* GIVEN RECORDS *
------------------------------------------------

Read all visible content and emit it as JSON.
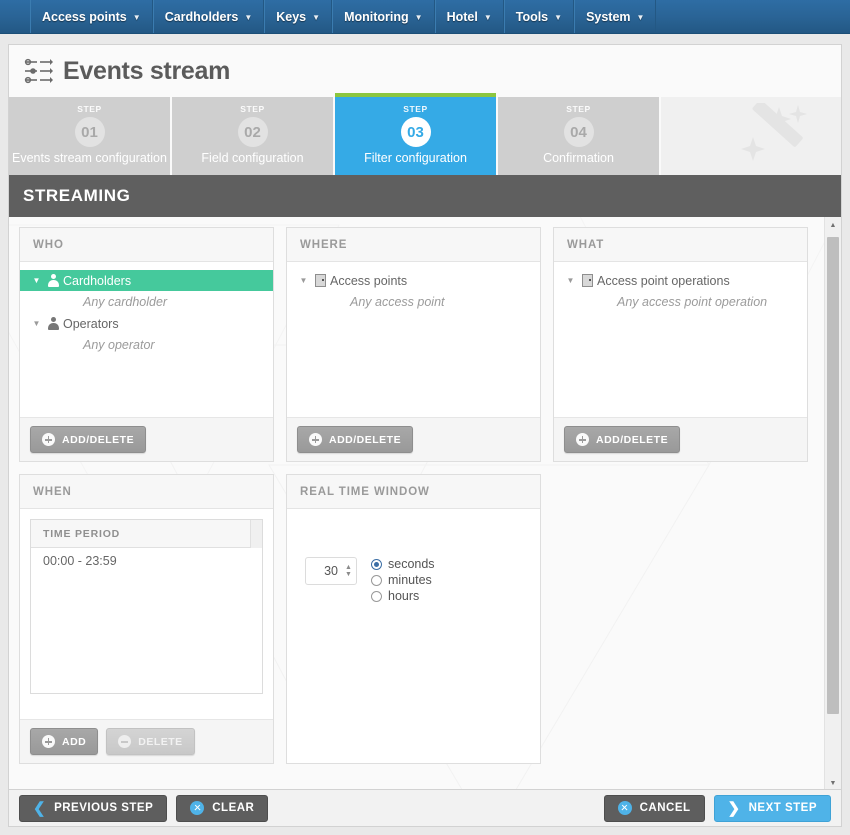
{
  "nav": {
    "items": [
      {
        "label": "Access points",
        "caret": "caret-down-icon"
      },
      {
        "label": "Cardholders",
        "caret": "caret-down-icon"
      },
      {
        "label": "Keys",
        "caret": "caret-down-icon"
      },
      {
        "label": "Monitoring",
        "caret": "caret-down-icon"
      },
      {
        "label": "Hotel",
        "caret": "caret-down-icon"
      },
      {
        "label": "Tools",
        "caret": "caret-down-icon"
      },
      {
        "label": "System",
        "caret": "caret-down-icon"
      }
    ]
  },
  "header": {
    "title": "Events stream",
    "icon": "events-stream-icon"
  },
  "wizard": {
    "step_label": "STEP",
    "wand_icon": "magic-wand-icon",
    "steps": [
      {
        "num": "01",
        "name": "Events stream configuration",
        "active": false
      },
      {
        "num": "02",
        "name": "Field configuration",
        "active": false
      },
      {
        "num": "03",
        "name": "Filter configuration",
        "active": true
      },
      {
        "num": "04",
        "name": "Confirmation",
        "active": false
      }
    ]
  },
  "section": {
    "title": "STREAMING"
  },
  "panels": {
    "who": {
      "title": "WHO",
      "add_delete_label": "ADD/DELETE",
      "tree": [
        {
          "label": "Cardholders",
          "icon": "person-icon",
          "selected": true,
          "sub": "Any cardholder"
        },
        {
          "label": "Operators",
          "icon": "person-icon",
          "selected": false,
          "sub": "Any operator"
        }
      ]
    },
    "where": {
      "title": "WHERE",
      "add_delete_label": "ADD/DELETE",
      "tree": [
        {
          "label": "Access points",
          "icon": "door-icon",
          "selected": false,
          "sub": "Any access point"
        }
      ]
    },
    "what": {
      "title": "WHAT",
      "add_delete_label": "ADD/DELETE",
      "tree": [
        {
          "label": "Access point operations",
          "icon": "door-icon",
          "selected": false,
          "sub": "Any access point operation"
        }
      ]
    },
    "when": {
      "title": "WHEN",
      "grid_header": "TIME PERIOD",
      "rows": [
        "00:00 - 23:59"
      ],
      "add_label": "ADD",
      "delete_label": "DELETE",
      "delete_disabled": true
    },
    "real_time_window": {
      "title": "REAL TIME WINDOW",
      "value": "30",
      "units": [
        {
          "label": "seconds",
          "checked": true
        },
        {
          "label": "minutes",
          "checked": false
        },
        {
          "label": "hours",
          "checked": false
        }
      ]
    }
  },
  "footer": {
    "previous_step": "PREVIOUS STEP",
    "clear": "CLEAR",
    "cancel": "CANCEL",
    "next_step": "NEXT STEP"
  },
  "colors": {
    "nav_blue": "#2a6496",
    "accent_blue": "#35aae6",
    "active_green": "#8cc63f",
    "selection_green": "#45c99c",
    "section_grey": "#5f5f5f"
  },
  "scrollbar": {
    "up_icon": "triangle-up-icon",
    "down_icon": "triangle-down-icon"
  }
}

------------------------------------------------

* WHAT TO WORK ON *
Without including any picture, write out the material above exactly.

* RESPONSE TO THE EXERCISE *
Read all visible content and emit it as JSON.
{
  "nav": {
    "items": [
      {
        "label": "Access points",
        "caret": "caret-down-icon"
      },
      {
        "label": "Cardholders",
        "caret": "caret-down-icon"
      },
      {
        "label": "Keys",
        "caret": "caret-down-icon"
      },
      {
        "label": "Monitoring",
        "caret": "caret-down-icon"
      },
      {
        "label": "Hotel",
        "caret": "caret-down-icon"
      },
      {
        "label": "Tools",
        "caret": "caret-down-icon"
      },
      {
        "label": "System",
        "caret": "caret-down-icon"
      }
    ]
  },
  "header": {
    "title": "Events stream",
    "icon": "events-stream-icon"
  },
  "wizard": {
    "step_label": "STEP",
    "wand_icon": "magic-wand-icon",
    "steps": [
      {
        "num": "01",
        "name": "Events stream configuration",
        "active": false
      },
      {
        "num": "02",
        "name": "Field configuration",
        "active": false
      },
      {
        "num": "03",
        "name": "Filter configuration",
        "active": true
      },
      {
        "num": "04",
        "name": "Confirmation",
        "active": false
      }
    ]
  },
  "section": {
    "title": "STREAMING"
  },
  "panels": {
    "who": {
      "title": "WHO",
      "add_delete_label": "ADD/DELETE",
      "tree": [
        {
          "label": "Cardholders",
          "icon": "person-icon",
          "selected": true,
          "sub": "Any cardholder"
        },
        {
          "label": "Operators",
          "icon": "person-icon",
          "selected": false,
          "sub": "Any operator"
        }
      ]
    },
    "where": {
      "title": "WHERE",
      "add_delete_label": "ADD/DELETE",
      "tree": [
        {
          "label": "Access points",
          "icon": "door-icon",
          "selected": false,
          "sub": "Any access point"
        }
      ]
    },
    "what": {
      "title": "WHAT",
      "add_delete_label": "ADD/DELETE",
      "tree": [
        {
          "label": "Access point operations",
          "icon": "door-icon",
          "selected": false,
          "sub": "Any access point operation"
        }
      ]
    },
    "when": {
      "title": "WHEN",
      "grid_header": "TIME PERIOD",
      "rows": [
        "00:00 - 23:59"
      ],
      "add_label": "ADD",
      "delete_label": "DELETE",
      "delete_disabled": true
    },
    "real_time_window": {
      "title": "REAL TIME WINDOW",
      "value": "30",
      "units": [
        {
          "label": "seconds",
          "checked": true
        },
        {
          "label": "minutes",
          "checked": false
        },
        {
          "label": "hours",
          "checked": false
        }
      ]
    }
  },
  "footer": {
    "previous_step": "PREVIOUS STEP",
    "clear": "CLEAR",
    "cancel": "CANCEL",
    "next_step": "NEXT STEP"
  },
  "colors": {
    "nav_blue": "#2a6496",
    "accent_blue": "#35aae6",
    "active_green": "#8cc63f",
    "selection_green": "#45c99c",
    "section_grey": "#5f5f5f"
  },
  "scrollbar": {
    "up_icon": "triangle-up-icon",
    "down_icon": "triangle-down-icon"
  }
}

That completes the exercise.